Inspired by the IMPM, McGill has successfully translated this unique mindset approach to our International Masters for Health Leadership and even to our Executive MBA (McGill-HEC Montreal).

Going beyond the organisation, the mindset approach can even be applied to address global challenges like climate change and failing healthcare systems. If anyone wants proof that this concept can transform individuals, organisations, and systems, just look at any number of our alumni.  They are out there making a real impact not only in their organisations, but in their communities, even helping transform broken systems.

Who is the IMPM for? How do you address diversity and inclusion?

The IMPM is for senior executives, often with over 20 years of experience and 10-plus years of managerial experience. But sometimes slightly younger executives with exceptional accomplishments–like having started their own global business or non-profit–can add a lot to the cohort learning experience.

More than that, I think a key attribute of our candidates is a sort of worldly “value system”. Our candidates tend to be globally aware or want to be more so. They are highly intelligent (not just in the traditional academic sense), committed to continuous learning and have an open mind. They want to perform better and help their organisations excel, but they often also want to be better human beings and help make the world a better place.

We hand-pick our candidates, and each must demonstrate a unique contribution to the learning. We attract executives from every region of the world and pretty much every sector or industry. And that is what we want–maximum diversity and varied experiences. Not just in the traditional sense of demographics, but in different ways of thinking, in cultural and socio-economic backgrounds.  Which is one of the reasons we provide scholarships for certain regions or demographics that otherwise might be left out. In my opinion, this broader definition of diversity makes the IMPM much more interesting and “worldly” than any of the top global EMBA programs. How much socio-economic and cultural diversity can you have in an EMBA that costs over $USD 150,000? Some of these EMBAs are essentially a collection of rich folks, often just trying to get richer.

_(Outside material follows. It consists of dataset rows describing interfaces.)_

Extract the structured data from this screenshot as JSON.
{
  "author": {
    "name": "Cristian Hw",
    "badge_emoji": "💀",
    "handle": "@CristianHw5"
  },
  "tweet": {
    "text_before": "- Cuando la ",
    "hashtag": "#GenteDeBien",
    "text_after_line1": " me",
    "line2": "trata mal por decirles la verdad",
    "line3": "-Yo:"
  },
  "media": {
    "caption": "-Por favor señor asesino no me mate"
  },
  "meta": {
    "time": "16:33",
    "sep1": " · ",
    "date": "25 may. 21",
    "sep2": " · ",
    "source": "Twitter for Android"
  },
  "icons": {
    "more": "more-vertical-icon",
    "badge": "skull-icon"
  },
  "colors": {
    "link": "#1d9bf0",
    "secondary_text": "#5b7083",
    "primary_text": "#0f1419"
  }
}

Beyond this, our program is customisable, so there is no required or specific background our participants must come from. They must all be intelligent beyond academic standards, open-minded, wanting to learn and prepared to share their own profound experiences and delve into their own challenges they may have faced.